American Ballet Theater has announced a diversity programme in beginning a partnership with the Boys and Girls Clubs of America and regional ballet companies across the country in order to increase the number of minority dancers. Project Plié will offer scholarships to talented young dancers and train dance teachers who work in underrepresented groups and communities, boosting diversity within ballet to reflect the US population.
ABT Soloist Misty Copeland has become the face of the new national initiative following appearances in a Diet Dr. Pepper advert – her stretches and pirouettes viewed almost half a million times on YouTube – and in magazines such as New York, Forbes, and Essence. These have hooked fans from outside the ballet world: ultimately, the company hopes to attract not only more dancers, but also more audience members from minority groups. Copeland values her commercial opportunities which enable her to present ballet as a mainstream not just in a grand theatre where young aspiring children may not have the chance to gain inspiration from ballet dancers’ work.
Project Plié will not just be taking steps to encourage broader participation in classical ballet but also addressing the issue of training access, which can be limited for children by cultural, economic and geographic factors. Project Plié aims to find the next Misty Copeland how she was discovered: by participating in Boys and Girls Club activities when a local dance teacher came to offer free classes, Copeland’s physique was noted and encouraged to begin studying ballet, aged 13. This is considered late by balletic standards yet Copeland had entered American Ballet Theatre’s corps de ballet by 19.
One-hour presentations will be launched at select Boys and Girls Clubs around the country with an introduction to ballet and hands-on play with pointe shoes and tutus, followed by a movement class. Children of high potential will be identified and eligible for one of 10 scholarships that could cover costs such as classes, shoes and transportation, for a year of study with an ABT-certified teacher in their area. Upon completion, those students will be eligible for scholarships to ABT’s Young Dancer Summer Workshop.

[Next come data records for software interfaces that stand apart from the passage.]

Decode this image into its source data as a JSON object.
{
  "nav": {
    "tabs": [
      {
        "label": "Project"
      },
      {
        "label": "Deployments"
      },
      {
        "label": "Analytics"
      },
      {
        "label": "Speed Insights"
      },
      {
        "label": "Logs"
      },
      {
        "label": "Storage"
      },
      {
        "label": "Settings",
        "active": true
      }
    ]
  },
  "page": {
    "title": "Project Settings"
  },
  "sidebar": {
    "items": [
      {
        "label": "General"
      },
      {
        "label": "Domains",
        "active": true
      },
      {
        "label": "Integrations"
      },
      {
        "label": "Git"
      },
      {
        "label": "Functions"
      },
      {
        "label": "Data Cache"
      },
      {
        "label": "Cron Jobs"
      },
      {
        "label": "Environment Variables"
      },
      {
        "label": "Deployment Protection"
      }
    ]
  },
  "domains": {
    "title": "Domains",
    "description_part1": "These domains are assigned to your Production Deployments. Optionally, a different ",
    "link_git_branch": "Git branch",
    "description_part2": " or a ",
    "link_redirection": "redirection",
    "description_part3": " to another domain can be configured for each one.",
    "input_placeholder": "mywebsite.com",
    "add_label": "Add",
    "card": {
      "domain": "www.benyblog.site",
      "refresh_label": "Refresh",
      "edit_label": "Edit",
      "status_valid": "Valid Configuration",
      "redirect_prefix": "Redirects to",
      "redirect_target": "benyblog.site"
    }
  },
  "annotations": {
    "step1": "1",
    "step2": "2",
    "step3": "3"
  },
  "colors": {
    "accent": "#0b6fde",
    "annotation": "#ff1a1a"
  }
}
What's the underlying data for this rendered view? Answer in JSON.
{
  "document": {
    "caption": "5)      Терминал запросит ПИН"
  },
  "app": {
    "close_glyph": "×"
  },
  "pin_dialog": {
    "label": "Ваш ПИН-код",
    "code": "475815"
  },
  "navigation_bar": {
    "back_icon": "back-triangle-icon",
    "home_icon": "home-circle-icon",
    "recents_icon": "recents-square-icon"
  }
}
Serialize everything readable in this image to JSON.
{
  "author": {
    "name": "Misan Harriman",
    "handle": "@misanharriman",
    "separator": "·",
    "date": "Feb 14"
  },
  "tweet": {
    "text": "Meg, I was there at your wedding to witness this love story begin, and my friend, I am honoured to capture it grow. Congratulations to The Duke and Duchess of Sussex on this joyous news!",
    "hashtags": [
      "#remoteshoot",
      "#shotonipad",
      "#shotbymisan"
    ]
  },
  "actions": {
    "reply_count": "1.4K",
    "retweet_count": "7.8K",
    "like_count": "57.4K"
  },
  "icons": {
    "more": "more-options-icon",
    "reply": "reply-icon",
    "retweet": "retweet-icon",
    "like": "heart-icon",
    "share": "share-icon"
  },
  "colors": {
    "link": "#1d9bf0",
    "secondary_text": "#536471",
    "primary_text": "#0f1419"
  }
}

Matthew Golding, Principal dancer with Dutch National Ballet, is set to join The Royal Ballet as a Principal in February 2014. The Canadian dancer has recently appeared on London soil during English National Ballet’s run of Swan Lake earlier this year in which Golding’s ‘dance’ acting, or lack of, was scrutinised by critics. An expansive dancer with exceedingly long legs, Golding is seemingly the mute prince, unable to express himself through the choreography.
Despite this, Golding’s first performance with The Royal Ballet will be in The Sleeping Beauty later this season, partnering new addition Natalia Osipova on 27 March. Osipova is arguably the coup of the pair of dancers for The Royal Ballet, with her fiery passion and outstanding technical ability. Not to say Golding is without these traits, simply the ability to narrate through his facial expressions.
Golding trained at the Royal Winnipeg Ballet and the Universal Ballet Academy in Washington D.C. In 2002, he was awarded the Grand Prix from the Youth American Ballet Competition and received a prize scholarship at The Prix de Lausanne to attend The Royal Ballet School. Following his studies there he graduated in 2003 and went on to join American Ballet Theatre. He then made the move to Dutch National Ballet in 2009.
Golding made his UK debut with The Royal Ballet last Season in which he danced as a Guest Artist, partnering Zenaida Yanowsky in La Bayadére. The roster of Principal dancers at The Royal Ballet is without a doubt impressive, yet is rivalled considerably by that of English National Ballet. Artistic Director Tamara Rojo – taking on the role following her Principal contract with The Royal Ballet – has done much to build the company up to an even higher status than it held under previous director Wayne Eagling, and looks set to achieve even more before the year is out.